What is coaching all about?  Well simply put, it’s about helping your business (and people) grow in the most pain free way.  Of course the style of coaching you receive very much depends on the coach you select (and the areas to focus on).  Some coaching programmes and coaches are very process driven (the process could be the selling point) whilst my style of coaching is very much more flexible, listening to the clients needs, identifing the priorities and building the approach accordingly using many tried and tested templates and processes.

I often think that if some of my great coaching teachers were to observe me during a coaching session they would tell me I am not a coach.  This is because I strongly believe that different companies and people need different things at different times.  So I need to be a bit of a chameleon:

  • A coach  – when decisions need to be made or longer term plans need to be developed
  • A mentor – when sharing experience and wisdom (and bear in mind my niche is the service based sector – where i have ‘been there and done it’ having started, grew and sold my own agency)
  • A facilitator – to get team working together and drive discussions forward
  • A consultant – to help develop and review documents, plans and programmes
  • A listening ear – after all ‘it can be lonely at the top’ and every leader needs that devil’s advocate perspective who isn’t scared to question decisions to ensure they are the best decisions

Bill Gates agrees with my sentiment.  Have a watch of his TedTalk on this very topic.  It talks about giving the client perspective and helping them see themselves as other do.

In the UK there is a big push to help the SME sector grow and the Government sees coaching and leadership & management training as the key to achieving this.  Consequently there is now Government Funding available to support a business (in some cases subsidising the coaching by 2/3rds) in hiring a coach.  It makes the idea a no brainer.

Please get in touch to discuss how a funded coaching programme could help your business grow.

The 5-minute mentor

I’m excited to announce a new collaboration with the Brighton & Hove Chamber of Commerce.  I will be writing a monthly blog post as their resident business mentor, entitled The 5-minute mentor.  Here is the first post:

The 5-minute mentor

Welcome to the first in a series of monthly blog posts entitled “The 5 minute mentor’.  My hope is if you spend 5 minutes reading these posts you will learn something useful that you can apply to your business.

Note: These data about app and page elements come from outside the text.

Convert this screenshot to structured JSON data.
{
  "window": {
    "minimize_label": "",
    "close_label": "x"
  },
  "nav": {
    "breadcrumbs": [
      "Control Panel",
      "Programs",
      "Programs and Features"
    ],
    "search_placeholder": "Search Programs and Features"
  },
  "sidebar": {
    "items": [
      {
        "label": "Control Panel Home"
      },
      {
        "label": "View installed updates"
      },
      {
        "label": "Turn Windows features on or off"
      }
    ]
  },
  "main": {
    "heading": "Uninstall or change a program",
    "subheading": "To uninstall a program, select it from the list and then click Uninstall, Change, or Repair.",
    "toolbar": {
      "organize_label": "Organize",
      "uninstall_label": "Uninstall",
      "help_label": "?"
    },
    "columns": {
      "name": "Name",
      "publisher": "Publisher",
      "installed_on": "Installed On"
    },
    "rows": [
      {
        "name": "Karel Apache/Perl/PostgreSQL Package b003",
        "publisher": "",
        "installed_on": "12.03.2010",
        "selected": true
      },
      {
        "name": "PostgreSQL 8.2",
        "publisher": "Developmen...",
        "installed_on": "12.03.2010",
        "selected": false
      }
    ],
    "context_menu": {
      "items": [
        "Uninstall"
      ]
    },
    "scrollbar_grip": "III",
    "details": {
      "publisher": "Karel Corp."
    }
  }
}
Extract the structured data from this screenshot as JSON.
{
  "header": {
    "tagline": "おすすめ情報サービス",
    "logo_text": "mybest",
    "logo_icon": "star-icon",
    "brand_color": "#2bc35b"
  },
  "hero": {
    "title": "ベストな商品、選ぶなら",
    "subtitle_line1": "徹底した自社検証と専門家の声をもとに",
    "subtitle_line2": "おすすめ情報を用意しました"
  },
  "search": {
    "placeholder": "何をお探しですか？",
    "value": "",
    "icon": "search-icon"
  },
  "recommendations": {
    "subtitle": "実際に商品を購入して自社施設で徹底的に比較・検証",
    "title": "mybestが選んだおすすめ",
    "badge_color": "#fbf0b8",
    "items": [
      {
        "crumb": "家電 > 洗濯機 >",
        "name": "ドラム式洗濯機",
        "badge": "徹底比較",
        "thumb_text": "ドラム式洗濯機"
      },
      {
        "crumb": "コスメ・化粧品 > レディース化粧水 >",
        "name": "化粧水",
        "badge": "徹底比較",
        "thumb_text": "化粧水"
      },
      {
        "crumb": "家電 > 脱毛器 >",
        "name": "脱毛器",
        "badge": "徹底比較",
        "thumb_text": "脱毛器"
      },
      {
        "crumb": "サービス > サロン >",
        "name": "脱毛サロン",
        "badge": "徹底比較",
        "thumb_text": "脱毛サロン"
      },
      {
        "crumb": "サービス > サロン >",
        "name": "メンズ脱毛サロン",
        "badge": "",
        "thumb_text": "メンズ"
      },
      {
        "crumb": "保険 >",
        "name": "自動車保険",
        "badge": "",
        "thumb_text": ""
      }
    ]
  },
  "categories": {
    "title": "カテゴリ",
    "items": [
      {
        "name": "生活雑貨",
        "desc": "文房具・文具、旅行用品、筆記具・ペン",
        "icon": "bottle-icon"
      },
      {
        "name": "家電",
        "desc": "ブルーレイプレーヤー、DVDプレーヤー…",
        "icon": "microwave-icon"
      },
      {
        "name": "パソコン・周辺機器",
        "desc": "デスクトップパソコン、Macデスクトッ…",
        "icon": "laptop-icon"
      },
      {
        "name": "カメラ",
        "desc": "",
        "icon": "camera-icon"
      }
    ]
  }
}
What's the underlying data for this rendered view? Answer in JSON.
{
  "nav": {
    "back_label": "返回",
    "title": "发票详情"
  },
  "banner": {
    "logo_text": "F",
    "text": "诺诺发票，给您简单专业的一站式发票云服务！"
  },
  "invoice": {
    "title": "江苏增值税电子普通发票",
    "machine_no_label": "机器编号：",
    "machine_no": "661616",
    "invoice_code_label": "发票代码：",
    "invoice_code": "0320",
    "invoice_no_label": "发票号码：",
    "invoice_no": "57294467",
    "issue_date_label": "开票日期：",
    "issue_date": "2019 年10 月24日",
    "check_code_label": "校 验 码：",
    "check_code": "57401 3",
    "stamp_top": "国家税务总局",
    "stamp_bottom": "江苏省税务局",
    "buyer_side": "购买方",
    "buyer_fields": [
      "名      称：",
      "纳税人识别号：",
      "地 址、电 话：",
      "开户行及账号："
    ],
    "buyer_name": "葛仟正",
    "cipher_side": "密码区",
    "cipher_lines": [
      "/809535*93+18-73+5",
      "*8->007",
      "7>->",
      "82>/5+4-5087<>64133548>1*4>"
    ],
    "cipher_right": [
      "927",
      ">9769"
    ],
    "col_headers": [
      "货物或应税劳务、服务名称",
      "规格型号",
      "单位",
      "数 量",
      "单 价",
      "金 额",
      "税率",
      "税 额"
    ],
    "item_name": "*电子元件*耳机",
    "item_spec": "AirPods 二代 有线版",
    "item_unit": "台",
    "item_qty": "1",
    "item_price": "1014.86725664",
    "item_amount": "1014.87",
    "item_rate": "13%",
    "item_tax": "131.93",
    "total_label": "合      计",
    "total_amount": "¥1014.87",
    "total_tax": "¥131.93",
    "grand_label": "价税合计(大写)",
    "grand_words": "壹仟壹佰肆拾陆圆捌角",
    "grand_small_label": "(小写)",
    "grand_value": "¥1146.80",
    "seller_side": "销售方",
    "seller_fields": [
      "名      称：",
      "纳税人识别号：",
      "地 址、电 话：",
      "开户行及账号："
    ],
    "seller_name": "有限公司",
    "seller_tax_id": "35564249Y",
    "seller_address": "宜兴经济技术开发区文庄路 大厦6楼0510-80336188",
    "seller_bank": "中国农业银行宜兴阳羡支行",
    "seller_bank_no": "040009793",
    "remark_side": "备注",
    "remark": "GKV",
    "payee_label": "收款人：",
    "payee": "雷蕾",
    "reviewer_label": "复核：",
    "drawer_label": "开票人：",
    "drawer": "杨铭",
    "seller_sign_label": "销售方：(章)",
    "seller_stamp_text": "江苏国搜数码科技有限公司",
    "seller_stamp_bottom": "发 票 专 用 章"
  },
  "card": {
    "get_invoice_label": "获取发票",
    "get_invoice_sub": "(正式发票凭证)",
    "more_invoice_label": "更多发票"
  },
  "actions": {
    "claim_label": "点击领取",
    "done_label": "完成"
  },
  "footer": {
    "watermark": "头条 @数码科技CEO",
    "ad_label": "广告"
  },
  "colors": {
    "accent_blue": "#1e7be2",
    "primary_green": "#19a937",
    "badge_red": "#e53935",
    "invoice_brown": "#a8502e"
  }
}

My background is in the creative service based sector (having run my own marketing and design agency for 11 years).  Since selling my business in 2003, I have been supporting businesses for the past 9 years and I suppose you could call me a business coach.  However, I have learned that businesses need different types of support at different times.  For example, when making big business decisions, a coaching or questioning style is the best approach yet that style can also be frustrating when working on more pragmatic areas of a business (such as helping define structures) because it can move the business forward more slowly.  In this case a mentoring approach is the best style to use.  Here you can be a little more directive and share some of your experience, especially when you have done similar kinds of work with other clients. If the remit is to help a team to work more effectively together and be more aligned, then a facilitated approach works best.

Whilst many would call me a business coach, I am in fact all of the above.  So rather than tell people I am a business coach, I just say, “I help your business grow”.

These blog posts are going to be short sharp words of advice based on my experience of supporting many different types of business over the past 8 years and also my 11 years of starting, growing and selling my own business. I am going to discuss everything from creating a business vision, defining your company values to writing roles & responsibilities and running appraisals.

Next month we are going to discuss the real value of getting some external support and also look at how long a company should engage with a coach for.  Want to find out more before then?  Then get in touch.